Planting for the Future

As you can probably imagine, maintaining and nurturing our vines occupies most of our waking thoughts. As a growing vineyard, we also spend a lot of time and energy planning for new vines, so we keep increasing both the varieties and volumes of wine that we can produce.

This month, we have been busy hand planting an additional 500 vines. These vines have been planted at the lowest section of our vineyard, just next to our new winery (launching later this year).

Planting 2021

New show vines

The choice of location serves a dual purpose. The gentle slopes on which the vines are planted are perfectly suited to growing fine grapes, and the resulting yield will be used in our wines. However, we also decided to plant here so the vines can become a key feature of our educational Tours & Tastings experience.

Located at the new epicentre of the vineyard, they will allow our guests to get up close when they visit, to learn more about how our grapes are grown and the different ways in which they are pruned.

Pinot Gris and Pinot Noir

The new vines are made up of 300 Pinot Gris and 200 Pinot Noir grape varieties. Pinot Gris produces  a light and fresh style of wine , which eventually will become one of two varieties in a Blanc De Blancs wine we have planned for the future. We first planted Pinot Gris at Saffron Grange in 2018 and we expect to get our first crop at this year’s harvest.

The Pinot Noir grapes will go into our signature Classic Cuvée and popular Pinot Noir Rosé. The Pinot Noir grape is one of the three red ‘noble’ varieties of grape, traditionally associated with only the highest quality wines. Noble grapes – unlike the more widespread hybrid varieties – are said to retain their character wherever they are planted. The success of our first 100% Pinot Noir Rosé last year is testament to the delicious and complex character of this wine.

Perfect planting conditions

This Spring we had the perfect conditions for planting vines – very cold weather, followed by beautifully sunny days and then a good amount of rain. Vines actually prefer little water – in fact, the roots respond well to the effort of working hard to it. It helps the root system develop and strengthen, whilst also building in resilience for future dry spells.

This year it took our team of three about a week to plan, mark and plant the new vines. We prepare the soil and then plant a small whip – approximately 30cm long. Like many fruit plants available to buy today, vines are made up of a root stock with a clone on top which gives you your grape variety of choice. We use a rootstock that is suited to the conditions in the Saffron region, tolerant to chalk and the calcium carbonate in the soil.

Once the vines are in the ground, the almost immediate task is to keep the weeds down – particularly those close to the bottom of the vines, to ensure there is as little competition for the new shoots as possible. We then focus on ensuring there are enough nutrients and nourishment in the ground to help them grow.

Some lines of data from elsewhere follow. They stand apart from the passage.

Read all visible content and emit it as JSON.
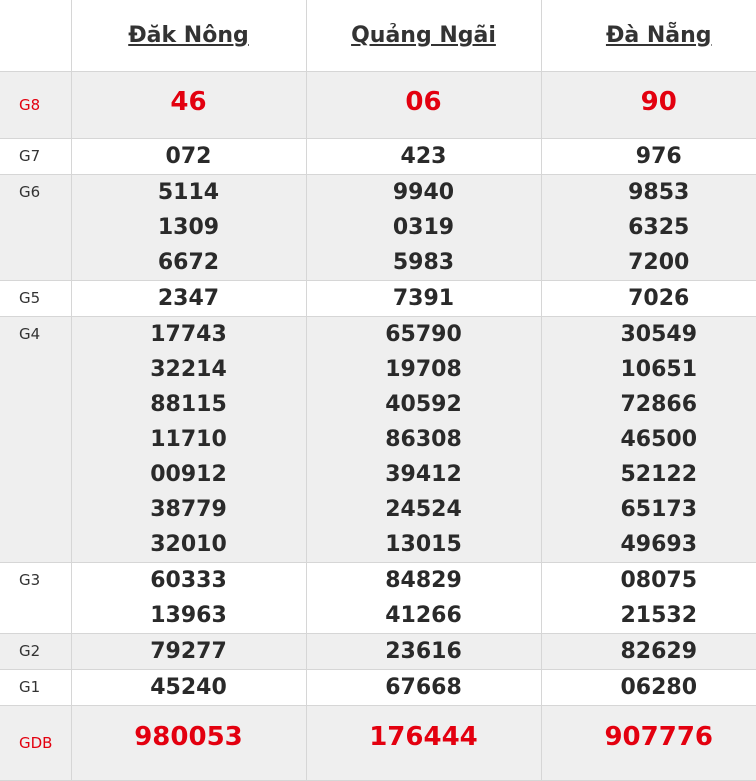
{
  "provinces": [
    "Đăk Nông",
    "Quảng Ngãi",
    "Đà Nẵng"
  ],
  "prizes": [
    {
      "label": "G8",
      "highlight": true,
      "results": [
        [
          "46"
        ],
        [
          "06"
        ],
        [
          "90"
        ]
      ]
    },
    {
      "label": "G7",
      "highlight": false,
      "results": [
        [
          "072"
        ],
        [
          "423"
        ],
        [
          "976"
        ]
      ]
    },
    {
      "label": "G6",
      "highlight": false,
      "results": [
        [
          "5114",
          "1309",
          "6672"
        ],
        [
          "9940",
          "0319",
          "5983"
        ],
        [
          "9853",
          "6325",
          "7200"
        ]
      ]
    },
    {
      "label": "G5",
      "highlight": false,
      "results": [
        [
          "2347"
        ],
        [
          "7391"
        ],
        [
          "7026"
        ]
      ]
    },
    {
      "label": "G4",
      "highlight": false,
      "results": [
        [
          "17743",
          "32214",
          "88115",
          "11710",
          "00912",
          "38779",
          "32010"
        ],
        [
          "65790",
          "19708",
          "40592",
          "86308",
          "39412",
          "24524",
          "13015"
        ],
        [
          "30549",
          "10651",
          "72866",
          "46500",
          "52122",
          "65173",
          "49693"
        ]
      ]
    },
    {
      "label": "G3",
      "highlight": false,
      "results": [
        [
          "60333",
          "13963"
        ],
        [
          "84829",
          "41266"
        ],
        [
          "08075",
          "21532"
        ]
      ]
    },
    {
      "label": "G2",
      "highlight": false,
      "results": [
        [
          "79277"
        ],
        [
          "23616"
        ],
        [
          "82629"
        ]
      ]
    },
    {
      "label": "G1",
      "highlight": false,
      "results": [
        [
          "45240"
        ],
        [
          "67668"
        ],
        [
          "06280"
        ]
      ]
    },
    {
      "label": "GDB",
      "highlight": true,
      "results": [
        [
          "980053"
        ],
        [
          "176444"
        ],
        [
          "907776"
        ]
      ]
    }
  ],
  "colors": {
    "accent_red": "#e3000f",
    "row_gray": "#efefef",
    "text_dark": "#2a2a2a",
    "border": "#d6d6d6"
  }
}
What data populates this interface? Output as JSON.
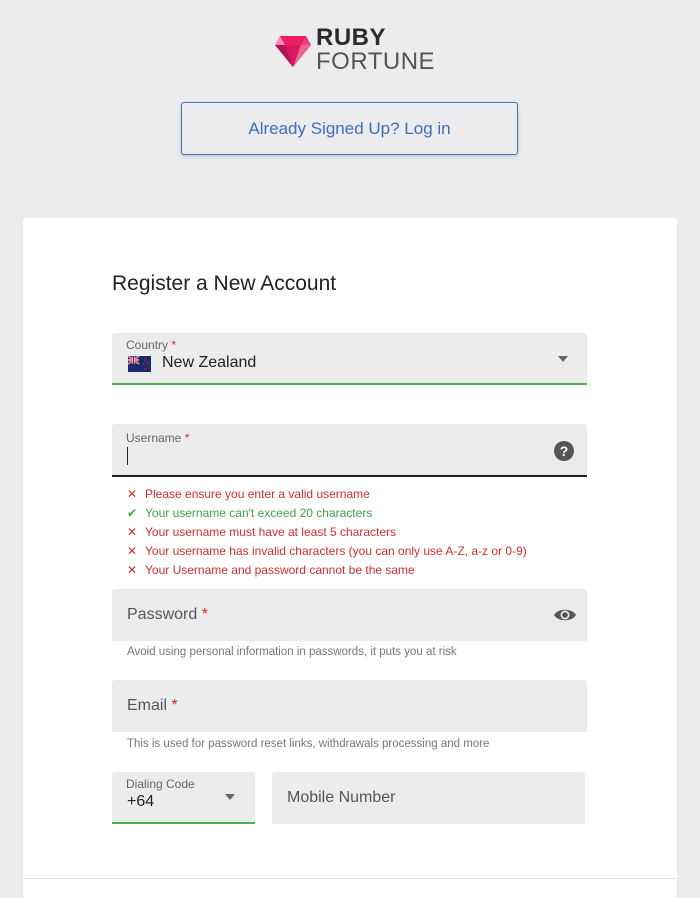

Producing for decades to come

We’ll allow the vines to grow tall during the first year, but then we cut them right back down again at winter pruning to just two buds at the base of the vine. If the vine grows too much in the first couple of years, it will stress the root system too much. After this second phase of growth, we allow the vines to start to develop their canopy, and they will start to look more like the more developed vines in other parts of the vineyard.

This is where you will start to see the trunk develop that will sustain the vine for many years to come. Vines are in peak production for about 30 years, so it is always a satisfying sight to see so many newly planted vines, knowing that they will sustain the production of our delicious wines – as well as our local wildlife ecosystem – for many decades to come.